On Monday, March 28, the Colorado Supreme Court thrust into sharp relief the battle against traditional morality being waged by both state and federal judiciaries across the nation. In a 3-2 decision, the Colorado Supreme Court declared that Robert Harlan, a convicted murderer, had to be given a life sentence instead of the death penalty recommended by the jury because jurors leafed through a Bible for moral guidance during the sentencing phase of the trial. This, the majority stated, violated a jury proscription against viewing outside material:
The judicial system works very hard to emphasize the rarified, solemn and sequestered nature of jury deliberations... Jurors must deliberate in that atmosphere without the aid or distraction of extraneous texts.
This is inane. The judge who presided over the Harlan trial instructed each juror to make an "individual moral assessment" in determining whether Harlan should receive the death penalty; Colorado law dictates that jurors be instructed to consult their own personal morality before making such decisions. Many of the jurors obviously believed personally in Biblical morality. Viewing a Bible is nothing more than consulting a moral compass in which you believe. As the court's dissenters wrote:
The biblical passages the jurors discussed constituted either a part of the juror's moral and religious precepts or their general knowledge, and thus were relevant to their court-sanctioned moral assessment? In so holding, the majority puts death penalty jurors in an impossible bind; jurors are instructed to make the ultimate decision about life or death based on their individual moral assessment -- so long as their individual moral assessments are made from memory.
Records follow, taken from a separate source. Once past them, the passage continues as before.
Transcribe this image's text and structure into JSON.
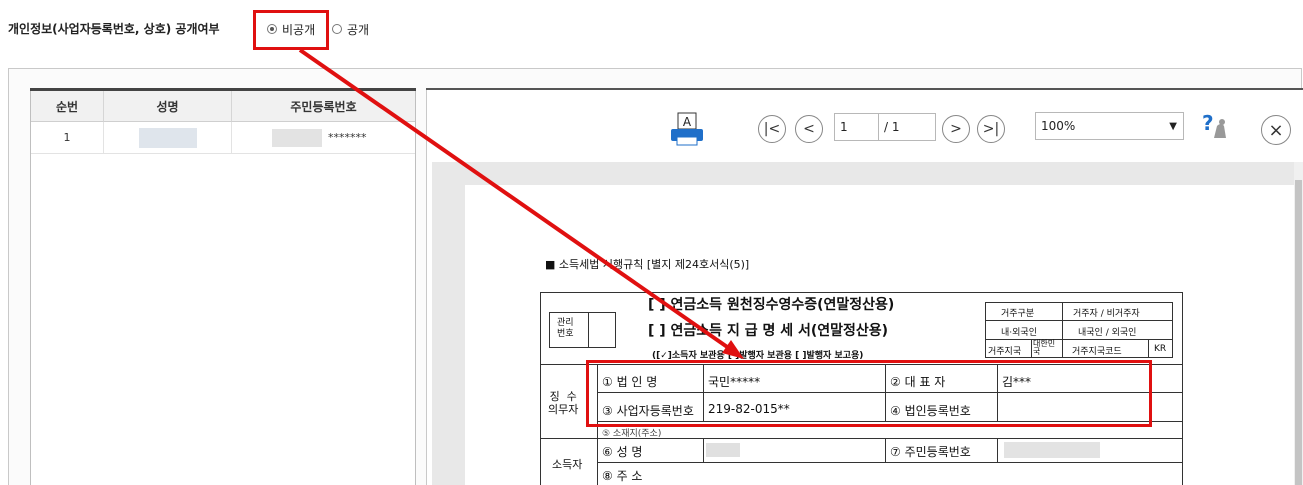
{
  "privacy": {
    "label": "개인정보(사업자등록번호, 상호) 공개여부",
    "options": [
      {
        "label": "비공개",
        "selected": true
      },
      {
        "label": "공개",
        "selected": false
      }
    ]
  },
  "grid": {
    "columns": [
      "순번",
      "성명",
      "주민등록번호"
    ],
    "rows": [
      {
        "no": "1",
        "name": "",
        "rrn": "*******"
      }
    ]
  },
  "viewer": {
    "print_icon": "printer-icon",
    "page_current": "1",
    "page_total": "/ 1",
    "zoom": "100%",
    "nav_first": "|<",
    "nav_prev": "<",
    "nav_next": ">",
    "nav_last": ">|",
    "close": "×",
    "help_icon": "help-icon"
  },
  "document": {
    "rule_header": "■ 소득세법 시행규칙 [별지 제24호서식(5)]",
    "title1": "[   ] 연금소득 원천징수영수증(연말정산용)",
    "title2": "[   ] 연금소득 지 급 명 세 서(연말정산용)",
    "manage_no": "관리\n번호",
    "copy_line": "([✓]소득자 보관용  [   ]발행자 보관용  [   ]발행자 보고용)",
    "residence": {
      "r1_label": "거주구분",
      "r1_value": "거주자 / 비거주자",
      "r2_label": "내·외국인",
      "r2_value": "내국인 / 외국인",
      "r3_label": "거주지국",
      "r3_label2": "대한민국",
      "r3_code_label": "거주지국코드",
      "r3_code": "KR"
    },
    "withholder_label": "징  수\n의무자",
    "f1_label": "① 법   인   명",
    "f1_value": "국민*****",
    "f2_label": "② 대   표   자",
    "f2_value": "김***",
    "f3_label": "③ 사업자등록번호",
    "f3_value": "219-82-015**",
    "f4_label": "④ 법인등록번호",
    "f4_value": "",
    "f5_label": "⑤ 소재지(주소)",
    "earner_label": "소득자",
    "f6_label": "⑥ 성         명",
    "f7_label": "⑦ 주민등록번호",
    "f8_label": "⑧ 주         소"
  },
  "colors": {
    "highlight": "#e01010"
  }
}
Is this decision really as arbitrary as all of this, or is there something deeper lurking beneath the surface? When the legalese is stripped away from this decision, all that is left is strident opposition to Biblical morality. The real point of the majority's decision was far simpler than mumbo-jumbo about extraneous texts. The point, as they articulated it, was this: